##### Task data #####

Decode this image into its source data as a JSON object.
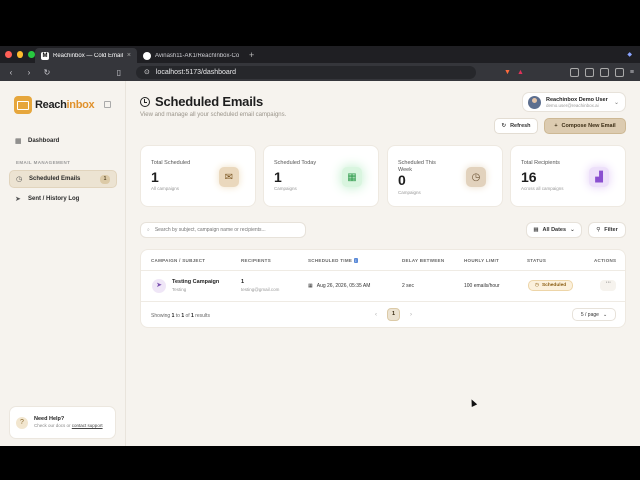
{
  "browser": {
    "tabs": [
      {
        "favicon": "M",
        "title": "Reachinbox — Cold Email Job"
      },
      {
        "favicon": "GH",
        "title": "Avinash11-AK1/ReachInbox-Cold-"
      }
    ],
    "url": "localhost:5173/dashboard"
  },
  "sidebar": {
    "logo_part1": "Reach",
    "logo_part2": "inbox",
    "dashboard_label": "Dashboard",
    "section_label": "EMAIL MANAGEMENT",
    "scheduled_label": "Scheduled Emails",
    "scheduled_badge": "1",
    "sent_label": "Sent / History Log",
    "help_title": "Need Help?",
    "help_text": "Check our docs or",
    "help_link": "contact support"
  },
  "header": {
    "title": "Scheduled Emails",
    "subtitle": "View and manage all your scheduled email campaigns.",
    "user_name": "Reachinbox Demo User",
    "user_email": "demo.user@reachinbox.ai",
    "refresh_label": "Refresh",
    "compose_label": "Compose New Email"
  },
  "stats": [
    {
      "label": "Total Scheduled",
      "value": "1",
      "sub": "All campaigns"
    },
    {
      "label": "Scheduled Today",
      "value": "1",
      "sub": "Campaigns"
    },
    {
      "label": "Scheduled This Week",
      "value": "0",
      "sub": "Campaigns"
    },
    {
      "label": "Total Recipients",
      "value": "16",
      "sub": "Across all campaigns"
    }
  ],
  "toolbar": {
    "search_placeholder": "Search by subject, campaign name or recipients...",
    "date_label": "All Dates",
    "filter_label": "Filter"
  },
  "table": {
    "headers": [
      "CAMPAIGN / SUBJECT",
      "RECIPIENTS",
      "SCHEDULED TIME",
      "DELAY BETWEEN",
      "HOURLY LIMIT",
      "STATUS",
      "ACTIONS"
    ],
    "rows": [
      {
        "campaign": "Testing Campaign",
        "subject": "Testing",
        "recipients": "1",
        "recipient_email": "testing@gmail.com",
        "scheduled": "Aug 26, 2026, 05:35 AM",
        "delay": "2 sec",
        "hourly": "100 emails/hour",
        "status": "Scheduled"
      }
    ],
    "footer_showing": "Showing",
    "footer_from": "1",
    "footer_to_word": "to",
    "footer_to": "1",
    "footer_of_word": "of",
    "footer_total": "1",
    "footer_results": "results",
    "current_page": "1",
    "per_page": "5 / page"
  },
  "colors": {
    "accent": "#dccbb0",
    "background": "#f6f3ee",
    "status_scheduled": "#fbf0dc"
  }
}
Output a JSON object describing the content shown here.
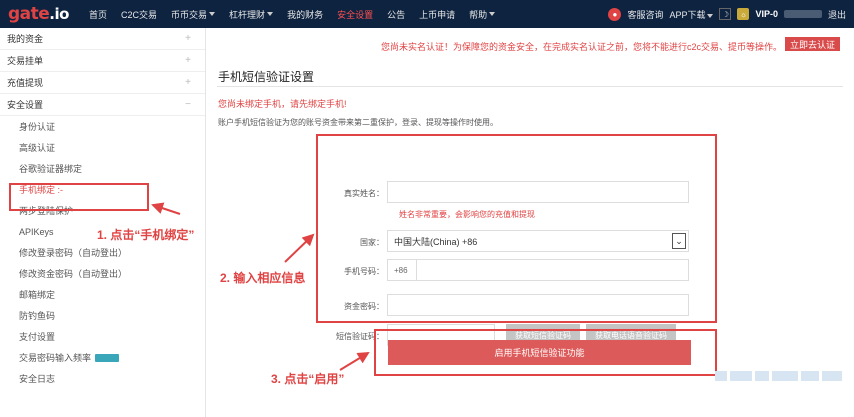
{
  "header": {
    "logo_main": "gate",
    "logo_suffix": ".io",
    "nav": [
      {
        "label": "首页",
        "caret": false,
        "active": false
      },
      {
        "label": "C2C交易",
        "caret": false,
        "active": false
      },
      {
        "label": "币币交易",
        "caret": true,
        "active": false
      },
      {
        "label": "杠杆理财",
        "caret": true,
        "active": false
      },
      {
        "label": "我的财务",
        "caret": false,
        "active": false
      },
      {
        "label": "安全设置",
        "caret": false,
        "active": true
      },
      {
        "label": "公告",
        "caret": false,
        "active": false
      },
      {
        "label": "上币申请",
        "caret": false,
        "active": false
      },
      {
        "label": "帮助",
        "caret": true,
        "active": false
      }
    ],
    "customer_service": "客服咨询",
    "app_download": "APP下载",
    "vip": "VIP-0",
    "logout": "退出"
  },
  "sidebar": {
    "groups": [
      {
        "label": "我的资金",
        "sign": "+"
      },
      {
        "label": "交易挂单",
        "sign": "+"
      },
      {
        "label": "充值提现",
        "sign": "+"
      },
      {
        "label": "安全设置",
        "sign": "−"
      }
    ],
    "items": [
      {
        "label": "身份认证"
      },
      {
        "label": "高级认证"
      },
      {
        "label": "谷歌验证器绑定"
      },
      {
        "label": "手机绑定 :-"
      },
      {
        "label": "两步登陆保护"
      },
      {
        "label": "APIKeys"
      },
      {
        "label": "修改登录密码（自动登出）"
      },
      {
        "label": "修改资金密码（自动登出）"
      },
      {
        "label": "邮箱绑定"
      },
      {
        "label": "防钓鱼码"
      },
      {
        "label": "支付设置"
      },
      {
        "label": "交易密码输入频率"
      },
      {
        "label": "安全日志"
      }
    ]
  },
  "main": {
    "warning": "您尚未实名认证！为保障您的资金安全，在完成实名认证之前，您将不能进行c2c交易、提币等操作。",
    "auth_button": "立即去认证",
    "title": "手机短信验证设置",
    "alert": "您尚未绑定手机，请先绑定手机!",
    "description": "账户手机短信验证为您的账号资金带来第二重保护，登录、提现等操作时使用。",
    "form": {
      "name_label": "真实姓名：",
      "name_hint": "姓名非常重要，会影响您的充值和提现",
      "country_label": "国家：",
      "country_value": "中国大陆(China) +86",
      "phone_label": "手机号码：",
      "phone_prefix": "+86",
      "password_label": "资金密码：",
      "sms_label": "短信验证码：",
      "sms_button": "获取短信验证码",
      "voice_button": "获取电话语音验证码"
    },
    "submit": "启用手机短信验证功能"
  },
  "annotations": {
    "step1": "1. 点击“手机绑定”",
    "step2": "2. 输入相应信息",
    "step3": "3. 点击“启用”"
  },
  "colors": {
    "header_bg": "#0e2340",
    "accent_red": "#e04343",
    "submit_bg": "#dd5a5a"
  }
}
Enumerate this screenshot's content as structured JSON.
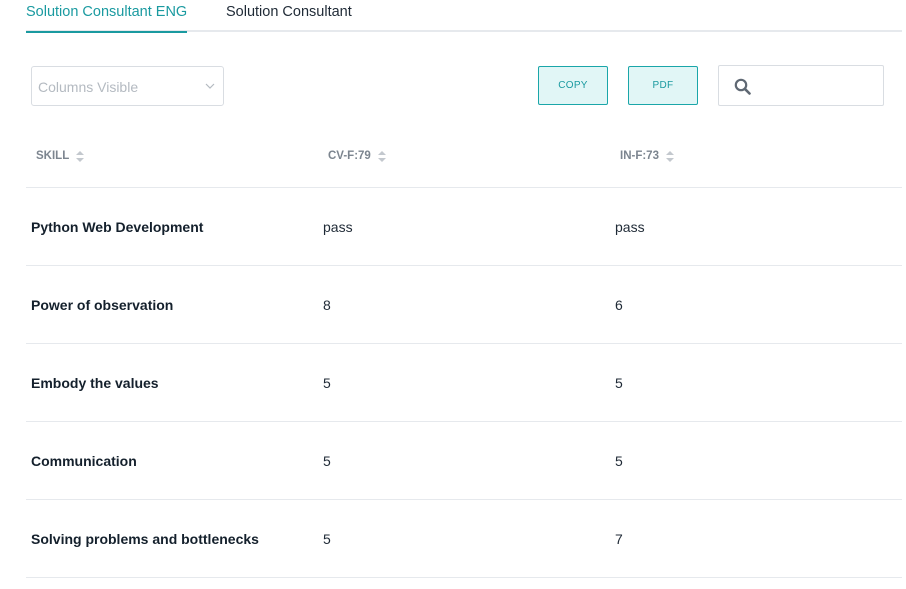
{
  "tabs": [
    {
      "label": "Solution Consultant ENG",
      "active": true
    },
    {
      "label": "Solution Consultant",
      "active": false
    }
  ],
  "toolbar": {
    "columns_placeholder": "Columns Visible",
    "copy_label": "COPY",
    "pdf_label": "PDF",
    "search_value": ""
  },
  "table": {
    "headers": [
      "SKILL",
      "CV-F:79",
      "IN-F:73"
    ],
    "rows": [
      {
        "skill": "Python Web Development",
        "cv": "pass",
        "in": "pass"
      },
      {
        "skill": "Power of observation",
        "cv": "8",
        "in": "6"
      },
      {
        "skill": "Embody the values",
        "cv": "5",
        "in": "5"
      },
      {
        "skill": "Communication",
        "cv": "5",
        "in": "5"
      },
      {
        "skill": "Solving problems and bottlenecks",
        "cv": "5",
        "in": "7"
      }
    ]
  },
  "colors": {
    "accent": "#1a9aa0",
    "button_bg": "#e1f6f6",
    "border": "#e6e9ed",
    "header_text": "#7c858f"
  },
  "icons": {
    "search": "search-icon",
    "chevron": "chevron-down-icon",
    "sort": "sort-icon"
  }
}
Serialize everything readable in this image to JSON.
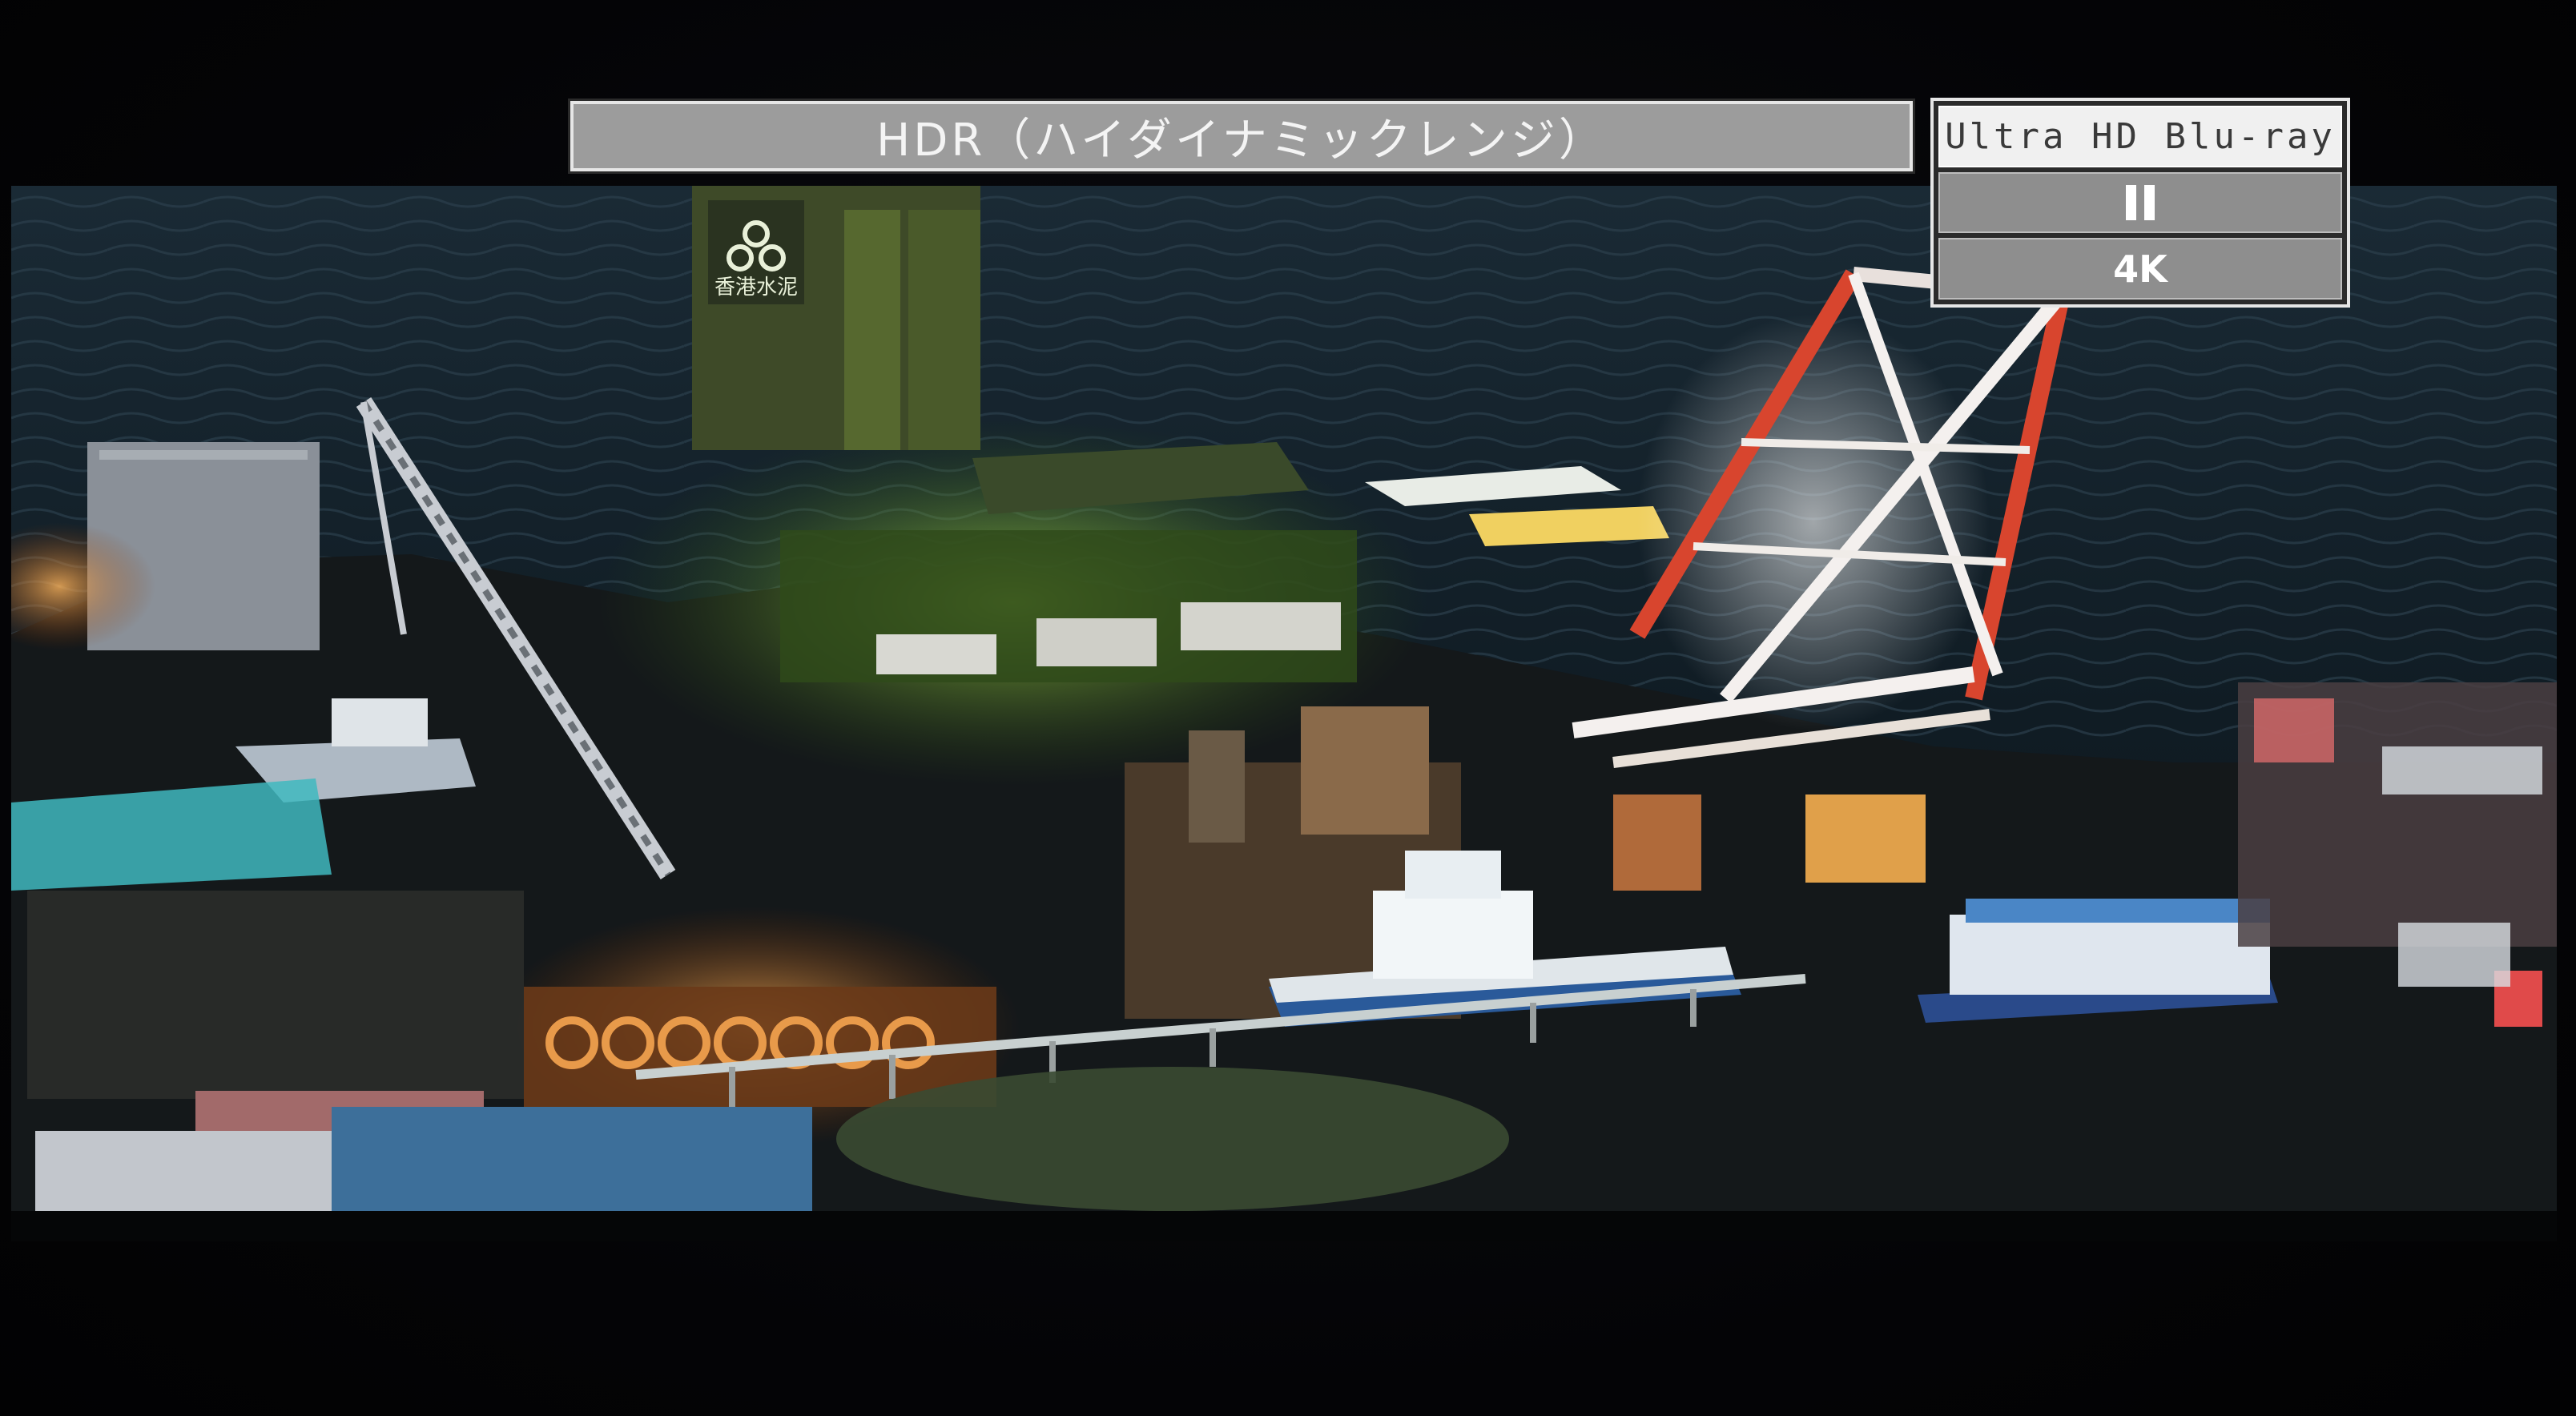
{
  "osd": {
    "hdr_label": "HDR（ハイダイナミックレンジ）",
    "source_label": "Ultra HD Blu-ray",
    "play_state_icon": "pause-icon",
    "resolution_label": "4K"
  },
  "scene": {
    "signage_text": "香港水泥"
  },
  "colors": {
    "osd_fill": "#9c9c9c",
    "osd_border": "#e6e6e6",
    "source_fill": "#f0f0f0",
    "crane_red": "#d8452e",
    "dock_green": "#a6e04a"
  }
}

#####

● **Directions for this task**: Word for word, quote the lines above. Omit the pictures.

● **Reply to the task**:
Decode this image into its source data as a JSON object.
{
  "browser": {
    "tabs": [
      {
        "favicon": "M",
        "title": "Reachinbox — Cold Email Job"
      },
      {
        "favicon": "GH",
        "title": "Avinash11-AK1/ReachInbox-Cold-"
      }
    ],
    "url": "localhost:5173/dashboard"
  },
  "sidebar": {
    "logo_part1": "Reach",
    "logo_part2": "inbox",
    "dashboard_label": "Dashboard",
    "section_label": "EMAIL MANAGEMENT",
    "scheduled_label": "Scheduled Emails",
    "scheduled_badge": "1",
    "sent_label": "Sent / History Log",
    "help_title": "Need Help?",
    "help_text": "Check our docs or",
    "help_link": "contact support"
  },
  "header": {
    "title": "Scheduled Emails",
    "subtitle": "View and manage all your scheduled email campaigns.",
    "user_name": "Reachinbox Demo User",
    "user_email": "demo.user@reachinbox.ai",
    "refresh_label": "Refresh",
    "compose_label": "Compose New Email"
  },
  "stats": [
    {
      "label": "Total Scheduled",
      "value": "1",
      "sub": "All campaigns"
    },
    {
      "label": "Scheduled Today",
      "value": "1",
      "sub": "Campaigns"
    },
    {
      "label": "Scheduled This Week",
      "value": "0",
      "sub": "Campaigns"
    },
    {
      "label": "Total Recipients",
      "value": "16",
      "sub": "Across all campaigns"
    }
  ],
  "toolbar": {
    "search_placeholder": "Search by subject, campaign name or recipients...",
    "date_label": "All Dates",
    "filter_label": "Filter"
  },
  "table": {
    "headers": [
      "CAMPAIGN / SUBJECT",
      "RECIPIENTS",
      "SCHEDULED TIME",
      "DELAY BETWEEN",
      "HOURLY LIMIT",
      "STATUS",
      "ACTIONS"
    ],
    "rows": [
      {
        "campaign": "Testing Campaign",
        "subject": "Testing",
        "recipients": "1",
        "recipient_email": "testing@gmail.com",
        "scheduled": "Aug 26, 2026, 05:35 AM",
        "delay": "2 sec",
        "hourly": "100 emails/hour",
        "status": "Scheduled"
      }
    ],
    "footer_showing": "Showing",
    "footer_from": "1",
    "footer_to_word": "to",
    "footer_to": "1",
    "footer_of_word": "of",
    "footer_total": "1",
    "footer_results": "results",
    "current_page": "1",
    "per_page": "5 / page"
  },
  "colors": {
    "accent": "#dccbb0",
    "background": "#f6f3ee",
    "status_scheduled": "#fbf0dc"
  }
}
Output a JSON object describing the content shown here.
{
  "header": {
    "logo_main": "gate",
    "logo_suffix": ".io",
    "nav": [
      {
        "label": "首页",
        "caret": false,
        "active": false
      },
      {
        "label": "C2C交易",
        "caret": false,
        "active": false
      },
      {
        "label": "币币交易",
        "caret": true,
        "active": false
      },
      {
        "label": "杠杆理财",
        "caret": true,
        "active": false
      },
      {
        "label": "我的财务",
        "caret": false,
        "active": false
      },
      {
        "label": "安全设置",
        "caret": false,
        "active": true
      },
      {
        "label": "公告",
        "caret": false,
        "active": false
      },
      {
        "label": "上币申请",
        "caret": false,
        "active": false
      },
      {
        "label": "帮助",
        "caret": true,
        "active": false
      }
    ],
    "customer_service": "客服咨询",
    "app_download": "APP下载",
    "vip": "VIP-0",
    "logout": "退出"
  },
  "sidebar": {
    "groups": [
      {
        "label": "我的资金",
        "sign": "+"
      },
      {
        "label": "交易挂单",
        "sign": "+"
      },
      {
        "label": "充值提现",
        "sign": "+"
      },
      {
        "label": "安全设置",
        "sign": "−"
      }
    ],
    "items": [
      {
        "label": "身份认证"
      },
      {
        "label": "高级认证"
      },
      {
        "label": "谷歌验证器绑定"
      },
      {
        "label": "手机绑定 :-"
      },
      {
        "label": "两步登陆保护"
      },
      {
        "label": "APIKeys"
      },
      {
        "label": "修改登录密码（自动登出）"
      },
      {
        "label": "修改资金密码（自动登出）"
      },
      {
        "label": "邮箱绑定"
      },
      {
        "label": "防钓鱼码"
      },
      {
        "label": "支付设置"
      },
      {
        "label": "交易密码输入频率"
      },
      {
        "label": "安全日志"
      }
    ]
  },
  "main": {
    "warning": "您尚未实名认证！为保障您的资金安全，在完成实名认证之前，您将不能进行c2c交易、提币等操作。",
    "auth_button": "立即去认证",
    "title": "手机短信验证设置",
    "alert": "您尚未绑定手机，请先绑定手机!",
    "description": "账户手机短信验证为您的账号资金带来第二重保护，登录、提现等操作时使用。",
    "form": {
      "name_label": "真实姓名：",
      "name_hint": "姓名非常重要，会影响您的充值和提现",
      "country_label": "国家：",
      "country_value": "中国大陆(China) +86",
      "phone_label": "手机号码：",
      "phone_prefix": "+86",
      "password_label": "资金密码：",
      "sms_label": "短信验证码：",
      "sms_button": "获取短信验证码",
      "voice_button": "获取电话语音验证码"
    },
    "submit": "启用手机短信验证功能"
  },
  "annotations": {
    "step1": "1. 点击“手机绑定”",
    "step2": "2. 输入相应信息",
    "step3": "3. 点击“启用”"
  },
  "colors": {
    "header_bg": "#0e2340",
    "accent_red": "#e04343",
    "submit_bg": "#dd5a5a"
  }
}
Enumerate this screenshot's content as structured JSON.
{
  "tabs": [
    {
      "label": "Solution Consultant ENG",
      "active": true
    },
    {
      "label": "Solution Consultant",
      "active": false
    }
  ],
  "toolbar": {
    "columns_placeholder": "Columns Visible",
    "copy_label": "COPY",
    "pdf_label": "PDF",
    "search_value": ""
  },
  "table": {
    "headers": [
      "SKILL",
      "CV-F:79",
      "IN-F:73"
    ],
    "rows": [
      {
        "skill": "Python Web Development",
        "cv": "pass",
        "in": "pass"
      },
      {
        "skill": "Power of observation",
        "cv": "8",
        "in": "6"
      },
      {
        "skill": "Embody the values",
        "cv": "5",
        "in": "5"
      },
      {
        "skill": "Communication",
        "cv": "5",
        "in": "5"
      },
      {
        "skill": "Solving problems and bottlenecks",
        "cv": "5",
        "in": "7"
      }
    ]
  },
  "colors": {
    "accent": "#1a9aa0",
    "button_bg": "#e1f6f6",
    "border": "#e6e9ed",
    "header_text": "#7c858f"
  },
  "icons": {
    "search": "search-icon",
    "chevron": "chevron-down-icon",
    "sort": "sort-icon"
  }
}
Serialize everything readable in this image to JSON.
{
  "osd": {
    "hdr_label": "HDR（ハイダイナミックレンジ）",
    "source_label": "Ultra HD Blu-ray",
    "play_state_icon": "pause-icon",
    "resolution_label": "4K"
  },
  "scene": {
    "signage_text": "香港水泥"
  },
  "colors": {
    "osd_fill": "#9c9c9c",
    "osd_border": "#e6e6e6",
    "source_fill": "#f0f0f0",
    "crane_red": "#d8452e",
    "dock_green": "#a6e04a"
  }
}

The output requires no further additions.